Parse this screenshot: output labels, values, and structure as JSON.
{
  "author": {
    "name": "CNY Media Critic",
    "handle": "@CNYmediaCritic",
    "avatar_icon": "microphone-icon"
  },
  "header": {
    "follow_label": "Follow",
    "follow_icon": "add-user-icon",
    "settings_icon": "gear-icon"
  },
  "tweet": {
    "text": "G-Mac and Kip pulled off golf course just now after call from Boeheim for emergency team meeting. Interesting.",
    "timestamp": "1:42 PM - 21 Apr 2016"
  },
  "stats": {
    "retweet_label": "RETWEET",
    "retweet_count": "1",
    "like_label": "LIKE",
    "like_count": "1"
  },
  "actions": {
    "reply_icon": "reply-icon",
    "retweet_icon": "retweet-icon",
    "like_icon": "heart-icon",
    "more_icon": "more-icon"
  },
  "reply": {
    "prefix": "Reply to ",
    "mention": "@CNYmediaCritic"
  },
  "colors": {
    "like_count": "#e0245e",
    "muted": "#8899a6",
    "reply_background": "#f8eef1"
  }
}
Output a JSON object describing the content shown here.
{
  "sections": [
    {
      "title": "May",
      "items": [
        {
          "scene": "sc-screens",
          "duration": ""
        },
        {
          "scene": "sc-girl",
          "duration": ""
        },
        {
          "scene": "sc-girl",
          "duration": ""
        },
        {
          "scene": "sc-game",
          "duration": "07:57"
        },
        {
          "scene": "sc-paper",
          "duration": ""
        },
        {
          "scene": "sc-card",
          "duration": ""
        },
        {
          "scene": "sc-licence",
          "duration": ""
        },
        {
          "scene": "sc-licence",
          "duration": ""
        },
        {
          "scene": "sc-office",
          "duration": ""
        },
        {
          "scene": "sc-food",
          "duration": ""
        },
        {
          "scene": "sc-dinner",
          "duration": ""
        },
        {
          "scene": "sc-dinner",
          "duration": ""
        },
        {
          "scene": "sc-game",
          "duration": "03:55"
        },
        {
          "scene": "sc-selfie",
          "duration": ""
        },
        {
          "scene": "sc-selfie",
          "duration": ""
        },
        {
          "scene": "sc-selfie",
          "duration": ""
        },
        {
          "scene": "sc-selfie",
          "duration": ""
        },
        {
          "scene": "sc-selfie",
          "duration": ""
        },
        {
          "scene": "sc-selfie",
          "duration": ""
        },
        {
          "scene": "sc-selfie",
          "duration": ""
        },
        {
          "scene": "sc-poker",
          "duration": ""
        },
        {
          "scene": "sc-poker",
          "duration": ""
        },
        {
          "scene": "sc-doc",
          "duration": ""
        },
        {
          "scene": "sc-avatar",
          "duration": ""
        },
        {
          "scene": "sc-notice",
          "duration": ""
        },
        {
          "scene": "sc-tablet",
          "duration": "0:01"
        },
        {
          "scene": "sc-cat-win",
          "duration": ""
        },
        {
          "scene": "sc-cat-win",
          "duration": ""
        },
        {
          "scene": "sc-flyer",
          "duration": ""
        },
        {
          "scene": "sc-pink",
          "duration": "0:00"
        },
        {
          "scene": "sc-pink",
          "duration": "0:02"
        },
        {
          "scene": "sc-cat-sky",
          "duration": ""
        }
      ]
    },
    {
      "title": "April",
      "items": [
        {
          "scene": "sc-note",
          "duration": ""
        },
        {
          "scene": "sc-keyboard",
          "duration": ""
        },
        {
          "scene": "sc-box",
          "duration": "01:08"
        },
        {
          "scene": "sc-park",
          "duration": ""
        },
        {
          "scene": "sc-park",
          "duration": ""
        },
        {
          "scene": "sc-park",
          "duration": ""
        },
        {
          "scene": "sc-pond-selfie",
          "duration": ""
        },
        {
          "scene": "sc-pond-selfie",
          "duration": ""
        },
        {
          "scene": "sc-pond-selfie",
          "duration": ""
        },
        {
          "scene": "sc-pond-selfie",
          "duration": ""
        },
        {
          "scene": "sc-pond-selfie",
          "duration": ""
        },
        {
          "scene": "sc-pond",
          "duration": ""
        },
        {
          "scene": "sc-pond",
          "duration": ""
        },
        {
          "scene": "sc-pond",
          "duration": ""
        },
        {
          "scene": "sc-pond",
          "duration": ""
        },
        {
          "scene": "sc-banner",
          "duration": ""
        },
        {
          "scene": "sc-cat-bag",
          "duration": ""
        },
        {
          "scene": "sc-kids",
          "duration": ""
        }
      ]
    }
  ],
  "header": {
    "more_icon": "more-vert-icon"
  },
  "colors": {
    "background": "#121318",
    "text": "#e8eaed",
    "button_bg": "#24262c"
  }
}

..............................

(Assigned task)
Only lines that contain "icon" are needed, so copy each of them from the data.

(Result for this exercise)
    "avatar_icon": "microphone-icon"
    "follow_icon": "add-user-icon",
    "settings_icon": "gear-icon"
    "reply_icon": "reply-icon",
    "retweet_icon": "retweet-icon",
    "like_icon": "heart-icon",
    "more_icon": "more-icon"
    "more_icon": "more-vert-icon"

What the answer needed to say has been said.